That’s not to say everything was so cosy in the political scene. In fact the 1960s saw the beginnings of a strong anti-establishment elite politics which has continued until the present day.

With the anti-war movement in the 1960s and 1970s an unswerving belief in the USA also cracked.

The 1970s saw strikes and labour unrest and an early election in winter. The crisis continued throughout the 1970s culminating in a minority government, nail biting votes in parliament and finally a loss of confidence vote by one in 1979 and an election which was won by Margaret Thatcher.

Any consensus had vanished with attacks on the miners and trade unions manifest in bitter clashes with the police which shocked voters at home and abroad.

Throughout all this the troubles in Ireland raged and threatened the mainland as bombs exploded, even rocking the Tory party conference leading to deaths and the maimed.

Poll tax riots characterised the last phase of Thatcher’s government which had also for once and for all alienated voters north of the border in Scotland.

In 1990 came John Major who was to be bedevilled by the eternal question of Europe as the EU moved closer together via treaties such as Maastricht hotly debated in the British parliament. Demands for a referendum on membership were brushed off for fear of losing the argument in the wake of anti-EU sentiment expressed in other countries.

By 1997 the UK was ready for a social reform project headed by Labour’s Tony Blair promising education and more money for welfare, but he was badly derailed by involvement in the Iraq War which cemented the by now largely widespread feeling of disillusionment in politics and distrust in parliament and politicians.

With the financial crisis of 2008 the foundations of the economy and banking system were hit and came within a whisker of collapse damaging further belief in the Labour government’s capacity to run the economy.

But with David Cameron came a new phase in politics and formation of a coalition government with the Liberal Democrats. It was tempered by compromise, a rare quality in the British political culture. There was a clear structure for ironing out tricky problems before they came to parliament and an acceptance that the coalition partners could on occasions vote different ways without precipitating the collapse of the government. A Fixed-term Parliaments Act was passed to assist this which has recently held up an early election and contributed to the disastrous Brexit blockage in the House of Commons.

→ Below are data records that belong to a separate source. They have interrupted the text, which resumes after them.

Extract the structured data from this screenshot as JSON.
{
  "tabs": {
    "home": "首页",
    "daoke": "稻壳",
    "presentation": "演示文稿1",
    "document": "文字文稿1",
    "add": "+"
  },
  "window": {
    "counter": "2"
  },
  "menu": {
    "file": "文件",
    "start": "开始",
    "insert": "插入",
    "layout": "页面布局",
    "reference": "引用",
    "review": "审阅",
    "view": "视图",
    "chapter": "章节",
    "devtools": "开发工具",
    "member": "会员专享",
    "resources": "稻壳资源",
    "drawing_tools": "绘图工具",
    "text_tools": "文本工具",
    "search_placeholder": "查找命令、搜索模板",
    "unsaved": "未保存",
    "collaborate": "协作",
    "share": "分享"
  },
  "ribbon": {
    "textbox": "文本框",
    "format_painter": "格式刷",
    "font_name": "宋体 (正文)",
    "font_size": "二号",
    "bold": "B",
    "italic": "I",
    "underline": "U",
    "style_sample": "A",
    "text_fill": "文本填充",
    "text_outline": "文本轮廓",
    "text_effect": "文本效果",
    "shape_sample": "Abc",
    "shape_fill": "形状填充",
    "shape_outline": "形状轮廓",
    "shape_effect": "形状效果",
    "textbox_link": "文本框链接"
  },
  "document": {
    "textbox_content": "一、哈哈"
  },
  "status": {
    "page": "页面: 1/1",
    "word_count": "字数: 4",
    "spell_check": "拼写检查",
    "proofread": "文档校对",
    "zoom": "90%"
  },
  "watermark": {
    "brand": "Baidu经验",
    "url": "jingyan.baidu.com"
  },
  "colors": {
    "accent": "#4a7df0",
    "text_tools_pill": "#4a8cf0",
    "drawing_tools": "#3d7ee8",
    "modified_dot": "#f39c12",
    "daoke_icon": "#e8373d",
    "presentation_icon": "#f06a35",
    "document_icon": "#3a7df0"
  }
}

Brexit further opened wounds long festering in the UK including the disillusionment with the Establishment, the gulf between rich and poor, North and South and between the Four Nations. For one-nation Toryism had been replaced by growing identities in Northern Ireland, Scotland and Wales.

The peace process in Northern Ireland was a contribution of not only Tony Blair but the international community including at the time the EU and the USA, external actors which today are unable to facilitate dialogue.

Brexit was also the product of a failure of representative democracy – which for many was no longer representative of them. Neither those in Northern England nor those in Scotland who felt a Tory government in London governed in its own bubble of self-indulgence was seen as truly representative. The disconnect between those governing and the governed had grown despite vast efforts to bring politics to the people via referendum, regionalism, devolution and parliamentary reform.

The focus of Brexit negotiations on Northern Ireland accentuated the fears of those on the island of Ireland where each side claim that the Good Friday agreement of 1998 has been breached.

Today the UK faces a choice in the upcoming election between two different sets of ideologies and conceptions of where the country should be going. It offers voters a choice instead of more of the same but it runs the risk of leading to a government in which half of the country feel let down.

In the past institutions such as parliament, the Monarchy, the Church of England have provided integration and stability. All these have faced challenges and have struggled to provide answers.

Conflict has not been unique to the culture of Britain but rarely has it been so raw as today. Even with Brexit resolved it is unlikely that the wounds opened will be closed.